From Publishers Weekly
This fast-paced virtuoso exercise in world-building is the third novel (after 2007's Queen of Candesce) set in Virga, a 5,000-mile wide balloon with a central artificial sun and many nations clustered around their own smaller suns. Admiral Chaison Fanning, imprisoned for a daring raid that foiled an attack on his home nation of Slipstream, is rescued by his wife, Venera, but finds he's now regarded as a traitor. Fighting alongside Antaea Argyre, a mysterious woman from the dark far edges of Virga, Fanning learns more about the universe outside and the powers of Candesce, the central sun. Virga is wonderfully imagined, with itinerant gravity sellers, floating farms in nets of dirt, and battles in which one town invades another as buildings smash together and people gather at windows with homemade weapons. The intrigue surrounding a brewing revolution and the threat of invading forces carry readers quickly through this adventure and on to the next installment. (Aug.) ""
Copyright © Reed Business Information, a division of Reed Elsevier Inc. All rights reserved."
In the balloon world of Virga, Venera Fanning has fled from Spyre, and Chaison Fanning is suddenly rescued from prison.
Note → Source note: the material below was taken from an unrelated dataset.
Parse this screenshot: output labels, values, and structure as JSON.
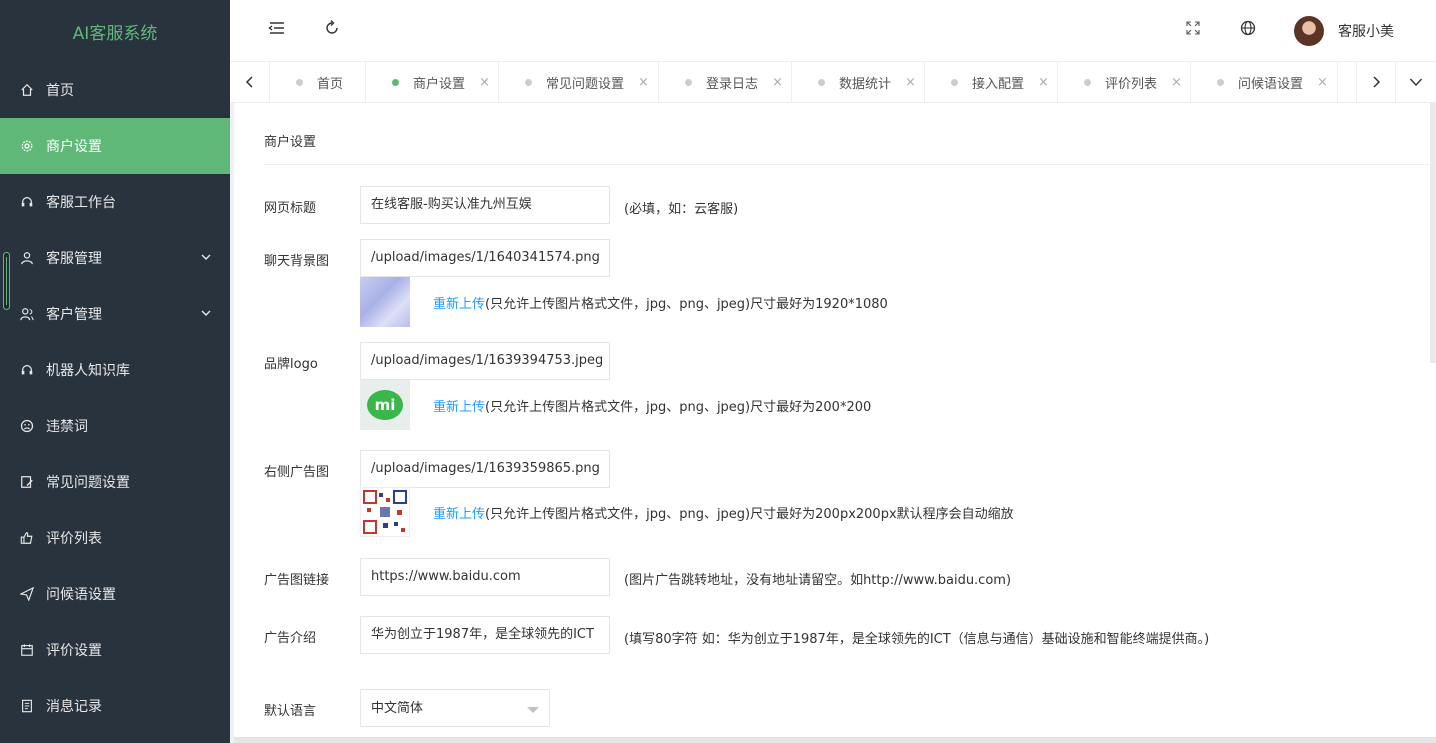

He falls in with two others from the same clink, Darius Martor and Richard Reiss, and Antaea Argyre of the Virga home guard. They set off, Chaison to confront the ruler who left him to rot for a crime he didn’t commit, and Antaea for her own complex reasons involving the still-mysterious world outside the bubble of Virga. Chaison still hopes to reunite with Venera, of whose adventures he has no inkling. All are caught up in the webs of those who want the key to Candesce, and the power that would come with it, for themselves. Schroeder’s world building continues (from Sun of Suns, 2006, and Queen of Candesce, 2007) to be impeccable, and the story’s timing is a fantastic tour de force of his creation. The politics and social structure of Virga continue to be a fine backdrop for some of the most entertaining space opera out there. --Regina Schroeder
See all Editorial Reviews